▶ _RECORDS TO PROCESS_:
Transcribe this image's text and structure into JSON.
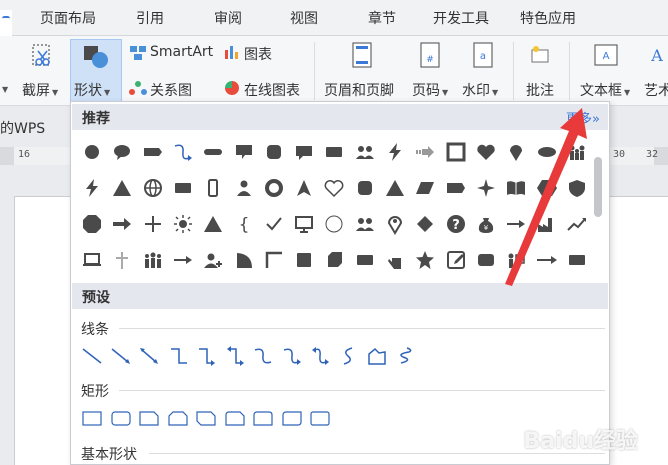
{
  "tabs": [
    "页面布局",
    "引用",
    "审阅",
    "视图",
    "章节",
    "开发工具",
    "特色应用"
  ],
  "ribbon": {
    "screenshot": "截屏",
    "shapes": "形状",
    "smartart": "SmartArt",
    "chart": "图表",
    "relation": "关系图",
    "online_chart": "在线图表",
    "header_footer": "页眉和页脚",
    "page_number": "页码",
    "watermark": "水印",
    "comment": "批注",
    "textbox": "文本框",
    "art": "艺术"
  },
  "document": {
    "wps_label": "的WPS",
    "ruler_left": "16",
    "ruler_right_1": "30",
    "ruler_right_2": "32"
  },
  "panel": {
    "recommended": "推荐",
    "more": "更多»",
    "presets": "预设",
    "lines": "线条",
    "rectangles": "矩形",
    "basic_shapes": "基本形状"
  },
  "recommended_icons": [
    [
      "circle-icon",
      "speech-bubble-icon",
      "tag-icon",
      "curved-arrow-icon",
      "rounded-bar-icon",
      "callout-icon",
      "rounded-square-icon",
      "chat-icon",
      "rect-icon",
      "people-icon",
      "lightning-icon",
      "striped-arrow-icon",
      "frame-icon",
      "heart-icon",
      "pin-icon",
      "ellipse-icon",
      "family-icon"
    ],
    [
      "lightning-icon",
      "triangle-icon",
      "globe-icon",
      "rect-icon",
      "phone-icon",
      "person-icon",
      "ring-icon",
      "navigate-icon",
      "heart-outline-icon",
      "rounded-square-icon",
      "triangle-icon",
      "parallelogram-icon",
      "tab-icon",
      "four-point-star-icon",
      "book-icon",
      "hexagon-icon",
      "shield-icon"
    ],
    [
      "octagon-icon",
      "right-arrow-icon",
      "plus-icon",
      "sun-icon",
      "triangle-icon",
      "brace-icon",
      "check-icon",
      "monitor-icon",
      "circle-outline-icon",
      "people-icon",
      "location-icon",
      "diamond-icon",
      "question-icon",
      "money-bag-icon",
      "arrow-icon",
      "factory-icon",
      "trend-icon"
    ],
    [
      "laptop-icon",
      "cross-icon",
      "group-icon",
      "arrow-icon",
      "add-user-icon",
      "moon-shape-icon",
      "corner-icon",
      "square-icon",
      "cube-icon",
      "rect-icon",
      "hand-icon",
      "star-icon",
      "edit-icon",
      "rounded-rect-icon",
      "presenter-icon",
      "long-arrow-icon",
      "rect-icon"
    ]
  ],
  "line_icons": [
    "line-icon",
    "arrow-line-icon",
    "double-arrow-line-icon",
    "elbow-connector-icon",
    "elbow-arrow-icon",
    "elbow-double-arrow-icon",
    "curved-connector-icon",
    "curved-arrow-icon",
    "curved-double-arrow-icon",
    "curve-icon",
    "freeform-icon",
    "scribble-icon"
  ],
  "rect_icons": [
    "rectangle-icon",
    "rounded-rectangle-icon",
    "snip-corner-icon",
    "snip-same-side-icon",
    "snip-diagonal-icon",
    "round-snip-icon",
    "round-same-side-icon",
    "round-diagonal-icon",
    "rounded-corner-rect-icon"
  ],
  "watermark_text": "Baidu经验",
  "colors": {
    "accent": "#3b78d8",
    "arrow": "#e83a3a",
    "shape_fill": "#4a4a4a"
  }
}
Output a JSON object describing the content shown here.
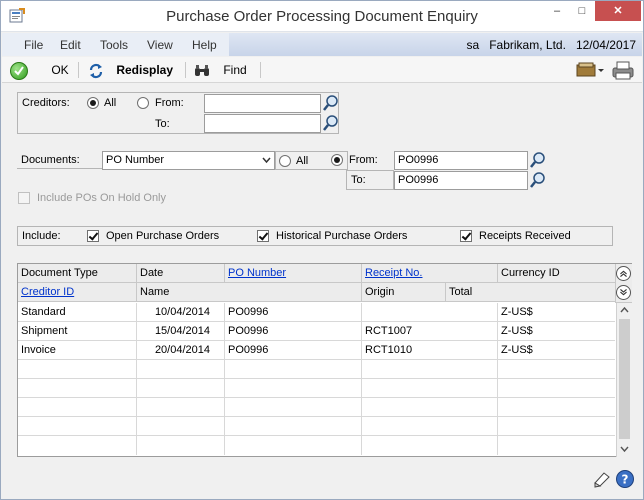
{
  "window": {
    "title": "Purchase Order Processing Document Enquiry",
    "minimize": "–",
    "maximize": "□",
    "close": "✕"
  },
  "menu": {
    "items": [
      "File",
      "Edit",
      "Tools",
      "View",
      "Help"
    ],
    "user": "sa",
    "company": "Fabrikam, Ltd.",
    "date": "12/04/2017"
  },
  "toolbar": {
    "ok_label": "OK",
    "redisplay_label": "Redisplay",
    "find_label": "Find"
  },
  "creditors": {
    "label": "Creditors:",
    "all_label": "All",
    "from_label": "From:",
    "to_label": "To:",
    "selected": "All",
    "from_value": "",
    "to_value": ""
  },
  "documents": {
    "label": "Documents:",
    "type_selected": "PO Number",
    "all_label": "All",
    "from_label": "From:",
    "to_label": "To:",
    "selected": "From",
    "from_value": "PO0996",
    "to_value": "PO0996"
  },
  "on_hold": {
    "label": "Include POs On Hold Only",
    "checked": false,
    "enabled": false
  },
  "include": {
    "label": "Include:",
    "options": [
      {
        "label": "Open Purchase Orders",
        "checked": true
      },
      {
        "label": "Historical Purchase Orders",
        "checked": true
      },
      {
        "label": "Receipts Received",
        "checked": true
      }
    ]
  },
  "grid": {
    "headers_row1": [
      "Document Type",
      "Date",
      "PO Number",
      "Receipt No.",
      "Currency ID"
    ],
    "headers_row2": [
      "Creditor ID",
      "Name",
      "Origin",
      "Total"
    ],
    "rows": [
      {
        "doc_type": "Standard",
        "date": "10/04/2014",
        "po": "PO0996",
        "receipt": "",
        "currency": "Z-US$"
      },
      {
        "doc_type": "Shipment",
        "date": "15/04/2014",
        "po": "PO0996",
        "receipt": "RCT1007",
        "currency": "Z-US$"
      },
      {
        "doc_type": "Invoice",
        "date": "20/04/2014",
        "po": "PO0996",
        "receipt": "RCT1010",
        "currency": "Z-US$"
      },
      {
        "doc_type": "",
        "date": "",
        "po": "",
        "receipt": "",
        "currency": ""
      },
      {
        "doc_type": "",
        "date": "",
        "po": "",
        "receipt": "",
        "currency": ""
      },
      {
        "doc_type": "",
        "date": "",
        "po": "",
        "receipt": "",
        "currency": ""
      },
      {
        "doc_type": "",
        "date": "",
        "po": "",
        "receipt": "",
        "currency": ""
      },
      {
        "doc_type": "",
        "date": "",
        "po": "",
        "receipt": "",
        "currency": ""
      }
    ]
  },
  "icons": [
    "app-icon",
    "ok-icon",
    "redisplay-icon",
    "find-binoculars-icon",
    "lookup-magnifier-icon",
    "dropdown-arrow-icon",
    "collapse-icon",
    "expand-icon",
    "note-icon",
    "help-icon",
    "print-icon",
    "toolbar-menu-icon"
  ],
  "colors": {
    "link": "#0033cc",
    "close_button": "#c75050",
    "ok_green": "#2e9a1b"
  }
}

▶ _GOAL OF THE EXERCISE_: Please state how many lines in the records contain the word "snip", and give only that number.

▶ _EXPECTED ANSWER_: 4